(Entries taken from a collection)
=== Begin Enclosure ===
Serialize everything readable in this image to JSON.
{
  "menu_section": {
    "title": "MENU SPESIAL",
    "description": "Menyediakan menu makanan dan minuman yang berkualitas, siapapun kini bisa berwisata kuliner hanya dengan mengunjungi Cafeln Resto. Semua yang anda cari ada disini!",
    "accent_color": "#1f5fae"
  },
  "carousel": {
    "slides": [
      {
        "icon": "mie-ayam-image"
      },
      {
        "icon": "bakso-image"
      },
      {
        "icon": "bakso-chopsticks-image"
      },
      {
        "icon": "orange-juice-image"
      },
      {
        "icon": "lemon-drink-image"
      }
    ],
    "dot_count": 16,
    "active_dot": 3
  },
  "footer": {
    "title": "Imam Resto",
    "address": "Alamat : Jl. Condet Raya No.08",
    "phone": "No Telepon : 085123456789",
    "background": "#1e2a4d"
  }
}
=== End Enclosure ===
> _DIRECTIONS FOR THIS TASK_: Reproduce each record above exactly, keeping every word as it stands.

> _COMPLETED TASK_:
Serialize everything readable in this image to JSON.
{
  "menu_section": {
    "title": "MENU SPESIAL",
    "description": "Menyediakan menu makanan dan minuman yang berkualitas, siapapun kini bisa berwisata kuliner hanya dengan mengunjungi Cafeln Resto. Semua yang anda cari ada disini!",
    "accent_color": "#1f5fae"
  },
  "carousel": {
    "slides": [
      {
        "icon": "mie-ayam-image"
      },
      {
        "icon": "bakso-image"
      },
      {
        "icon": "bakso-chopsticks-image"
      },
      {
        "icon": "orange-juice-image"
      },
      {
        "icon": "lemon-drink-image"
      }
    ],
    "dot_count": 16,
    "active_dot": 3
  },
  "footer": {
    "title": "Imam Resto",
    "address": "Alamat : Jl. Condet Raya No.08",
    "phone": "No Telepon : 085123456789",
    "background": "#1e2a4d"
  }
}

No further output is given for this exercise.